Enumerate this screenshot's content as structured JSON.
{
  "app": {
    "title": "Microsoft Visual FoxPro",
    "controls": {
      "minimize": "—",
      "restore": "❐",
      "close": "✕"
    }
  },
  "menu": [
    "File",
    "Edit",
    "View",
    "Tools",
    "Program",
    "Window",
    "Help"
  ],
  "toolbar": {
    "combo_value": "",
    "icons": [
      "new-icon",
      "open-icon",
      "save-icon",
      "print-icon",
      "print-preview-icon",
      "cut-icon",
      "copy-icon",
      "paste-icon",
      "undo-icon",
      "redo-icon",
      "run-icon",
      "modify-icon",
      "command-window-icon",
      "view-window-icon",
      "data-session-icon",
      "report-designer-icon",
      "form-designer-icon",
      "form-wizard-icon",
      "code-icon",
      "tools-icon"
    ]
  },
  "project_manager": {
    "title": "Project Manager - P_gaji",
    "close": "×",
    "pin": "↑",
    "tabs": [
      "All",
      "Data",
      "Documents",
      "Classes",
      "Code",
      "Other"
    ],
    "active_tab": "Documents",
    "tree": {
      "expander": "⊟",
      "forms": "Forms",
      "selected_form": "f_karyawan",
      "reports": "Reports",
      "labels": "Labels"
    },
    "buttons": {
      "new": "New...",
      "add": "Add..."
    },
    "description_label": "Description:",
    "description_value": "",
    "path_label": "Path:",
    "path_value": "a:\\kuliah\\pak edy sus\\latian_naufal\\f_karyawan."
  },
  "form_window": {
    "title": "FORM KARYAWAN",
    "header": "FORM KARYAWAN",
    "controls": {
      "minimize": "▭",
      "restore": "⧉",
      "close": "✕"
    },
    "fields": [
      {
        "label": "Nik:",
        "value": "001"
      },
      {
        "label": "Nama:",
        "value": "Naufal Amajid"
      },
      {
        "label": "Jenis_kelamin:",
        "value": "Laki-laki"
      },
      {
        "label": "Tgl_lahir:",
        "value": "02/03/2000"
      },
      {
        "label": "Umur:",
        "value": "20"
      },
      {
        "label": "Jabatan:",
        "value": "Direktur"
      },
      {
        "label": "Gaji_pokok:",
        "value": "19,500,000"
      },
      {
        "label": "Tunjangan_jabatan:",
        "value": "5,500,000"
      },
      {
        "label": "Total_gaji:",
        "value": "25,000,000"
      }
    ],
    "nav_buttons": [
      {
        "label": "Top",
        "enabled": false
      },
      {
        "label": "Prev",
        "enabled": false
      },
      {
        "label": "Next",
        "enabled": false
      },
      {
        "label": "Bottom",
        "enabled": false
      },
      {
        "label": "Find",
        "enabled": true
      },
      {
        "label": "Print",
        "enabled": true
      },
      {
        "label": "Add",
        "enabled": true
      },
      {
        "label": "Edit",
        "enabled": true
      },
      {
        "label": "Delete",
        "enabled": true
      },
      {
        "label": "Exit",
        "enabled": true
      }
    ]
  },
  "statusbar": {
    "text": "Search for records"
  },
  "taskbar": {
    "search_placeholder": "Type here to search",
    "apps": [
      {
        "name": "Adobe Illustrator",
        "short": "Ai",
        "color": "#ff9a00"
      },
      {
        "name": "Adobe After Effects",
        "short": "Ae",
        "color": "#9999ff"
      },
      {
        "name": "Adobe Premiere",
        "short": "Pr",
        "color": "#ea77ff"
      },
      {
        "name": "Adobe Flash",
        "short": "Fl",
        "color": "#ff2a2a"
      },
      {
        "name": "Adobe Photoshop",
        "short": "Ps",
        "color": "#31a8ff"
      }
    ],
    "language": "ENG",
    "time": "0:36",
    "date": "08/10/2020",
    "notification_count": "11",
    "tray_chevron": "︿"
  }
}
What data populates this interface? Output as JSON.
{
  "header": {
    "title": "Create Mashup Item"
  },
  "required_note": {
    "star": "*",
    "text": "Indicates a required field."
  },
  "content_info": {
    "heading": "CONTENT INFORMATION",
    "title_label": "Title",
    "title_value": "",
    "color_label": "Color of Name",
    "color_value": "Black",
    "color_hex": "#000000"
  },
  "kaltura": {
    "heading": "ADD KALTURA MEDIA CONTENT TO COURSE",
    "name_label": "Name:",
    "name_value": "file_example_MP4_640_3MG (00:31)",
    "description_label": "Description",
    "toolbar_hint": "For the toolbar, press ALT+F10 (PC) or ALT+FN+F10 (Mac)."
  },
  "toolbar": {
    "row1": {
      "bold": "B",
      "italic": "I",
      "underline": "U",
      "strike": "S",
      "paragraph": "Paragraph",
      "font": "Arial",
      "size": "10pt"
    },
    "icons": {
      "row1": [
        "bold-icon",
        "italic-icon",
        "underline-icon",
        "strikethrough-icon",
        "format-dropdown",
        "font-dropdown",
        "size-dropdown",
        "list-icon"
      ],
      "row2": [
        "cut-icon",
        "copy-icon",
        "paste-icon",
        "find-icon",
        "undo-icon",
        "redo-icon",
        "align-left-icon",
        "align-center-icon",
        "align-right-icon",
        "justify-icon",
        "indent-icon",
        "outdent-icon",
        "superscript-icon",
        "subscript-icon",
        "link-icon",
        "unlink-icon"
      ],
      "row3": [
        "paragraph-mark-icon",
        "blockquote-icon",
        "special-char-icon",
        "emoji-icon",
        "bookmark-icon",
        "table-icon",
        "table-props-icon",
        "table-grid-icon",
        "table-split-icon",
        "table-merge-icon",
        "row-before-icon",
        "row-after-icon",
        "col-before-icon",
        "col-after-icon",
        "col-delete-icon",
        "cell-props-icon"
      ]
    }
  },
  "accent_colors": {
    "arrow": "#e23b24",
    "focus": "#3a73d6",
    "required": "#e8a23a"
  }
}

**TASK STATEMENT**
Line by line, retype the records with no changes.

**WRITTEN ANSWER**
Enumerate this screenshot's content as structured JSON.
{
  "app": {
    "title": "Microsoft Visual FoxPro",
    "controls": {
      "minimize": "—",
      "restore": "❐",
      "close": "✕"
    }
  },
  "menu": [
    "File",
    "Edit",
    "View",
    "Tools",
    "Program",
    "Window",
    "Help"
  ],
  "toolbar": {
    "combo_value": "",
    "icons": [
      "new-icon",
      "open-icon",
      "save-icon",
      "print-icon",
      "print-preview-icon",
      "cut-icon",
      "copy-icon",
      "paste-icon",
      "undo-icon",
      "redo-icon",
      "run-icon",
      "modify-icon",
      "command-window-icon",
      "view-window-icon",
      "data-session-icon",
      "report-designer-icon",
      "form-designer-icon",
      "form-wizard-icon",
      "code-icon",
      "tools-icon"
    ]
  },
  "project_manager": {
    "title": "Project Manager - P_gaji",
    "close": "×",
    "pin": "↑",
    "tabs": [
      "All",
      "Data",
      "Documents",
      "Classes",
      "Code",
      "Other"
    ],
    "active_tab": "Documents",
    "tree": {
      "expander": "⊟",
      "forms": "Forms",
      "selected_form": "f_karyawan",
      "reports": "Reports",
      "labels": "Labels"
    },
    "buttons": {
      "new": "New...",
      "add": "Add..."
    },
    "description_label": "Description:",
    "description_value": "",
    "path_label": "Path:",
    "path_value": "a:\\kuliah\\pak edy sus\\latian_naufal\\f_karyawan."
  },
  "form_window": {
    "title": "FORM KARYAWAN",
    "header": "FORM KARYAWAN",
    "controls": {
      "minimize": "▭",
      "restore": "⧉",
      "close": "✕"
    },
    "fields": [
      {
        "label": "Nik:",
        "value": "001"
      },
      {
        "label": "Nama:",
        "value": "Naufal Amajid"
      },
      {
        "label": "Jenis_kelamin:",
        "value": "Laki-laki"
      },
      {
        "label": "Tgl_lahir:",
        "value": "02/03/2000"
      },
      {
        "label": "Umur:",
        "value": "20"
      },
      {
        "label": "Jabatan:",
        "value": "Direktur"
      },
      {
        "label": "Gaji_pokok:",
        "value": "19,500,000"
      },
      {
        "label": "Tunjangan_jabatan:",
        "value": "5,500,000"
      },
      {
        "label": "Total_gaji:",
        "value": "25,000,000"
      }
    ],
    "nav_buttons": [
      {
        "label": "Top",
        "enabled": false
      },
      {
        "label": "Prev",
        "enabled": false
      },
      {
        "label": "Next",
        "enabled": false
      },
      {
        "label": "Bottom",
        "enabled": false
      },
      {
        "label": "Find",
        "enabled": true
      },
      {
        "label": "Print",
        "enabled": true
      },
      {
        "label": "Add",
        "enabled": true
      },
      {
        "label": "Edit",
        "enabled": true
      },
      {
        "label": "Delete",
        "enabled": true
      },
      {
        "label": "Exit",
        "enabled": true
      }
    ]
  },
  "statusbar": {
    "text": "Search for records"
  },
  "taskbar": {
    "search_placeholder": "Type here to search",
    "apps": [
      {
        "name": "Adobe Illustrator",
        "short": "Ai",
        "color": "#ff9a00"
      },
      {
        "name": "Adobe After Effects",
        "short": "Ae",
        "color": "#9999ff"
      },
      {
        "name": "Adobe Premiere",
        "short": "Pr",
        "color": "#ea77ff"
      },
      {
        "name": "Adobe Flash",
        "short": "Fl",
        "color": "#ff2a2a"
      },
      {
        "name": "Adobe Photoshop",
        "short": "Ps",
        "color": "#31a8ff"
      }
    ],
    "language": "ENG",
    "time": "0:36",
    "date": "08/10/2020",
    "notification_count": "11",
    "tray_chevron": "︿"
  }
}
What data populates this interface? Output as JSON.
{
  "header": {
    "title": "Create Mashup Item"
  },
  "required_note": {
    "star": "*",
    "text": "Indicates a required field."
  },
  "content_info": {
    "heading": "CONTENT INFORMATION",
    "title_label": "Title",
    "title_value": "",
    "color_label": "Color of Name",
    "color_value": "Black",
    "color_hex": "#000000"
  },
  "kaltura": {
    "heading": "ADD KALTURA MEDIA CONTENT TO COURSE",
    "name_label": "Name:",
    "name_value": "file_example_MP4_640_3MG (00:31)",
    "description_label": "Description",
    "toolbar_hint": "For the toolbar, press ALT+F10 (PC) or ALT+FN+F10 (Mac)."
  },
  "toolbar": {
    "row1": {
      "bold": "B",
      "italic": "I",
      "underline": "U",
      "strike": "S",
      "paragraph": "Paragraph",
      "font": "Arial",
      "size": "10pt"
    },
    "icons": {
      "row1": [
        "bold-icon",
        "italic-icon",
        "underline-icon",
        "strikethrough-icon",
        "format-dropdown",
        "font-dropdown",
        "size-dropdown",
        "list-icon"
      ],
      "row2": [
        "cut-icon",
        "copy-icon",
        "paste-icon",
        "find-icon",
        "undo-icon",
        "redo-icon",
        "align-left-icon",
        "align-center-icon",
        "align-right-icon",
        "justify-icon",
        "indent-icon",
        "outdent-icon",
        "superscript-icon",
        "subscript-icon",
        "link-icon",
        "unlink-icon"
      ],
      "row3": [
        "paragraph-mark-icon",
        "blockquote-icon",
        "special-char-icon",
        "emoji-icon",
        "bookmark-icon",
        "table-icon",
        "table-props-icon",
        "table-grid-icon",
        "table-split-icon",
        "table-merge-icon",
        "row-before-icon",
        "row-after-icon",
        "col-before-icon",
        "col-after-icon",
        "col-delete-icon",
        "cell-props-icon"
      ]
    }
  },
  "accent_colors": {
    "arrow": "#e23b24",
    "focus": "#3a73d6",
    "required": "#e8a23a"
  }
}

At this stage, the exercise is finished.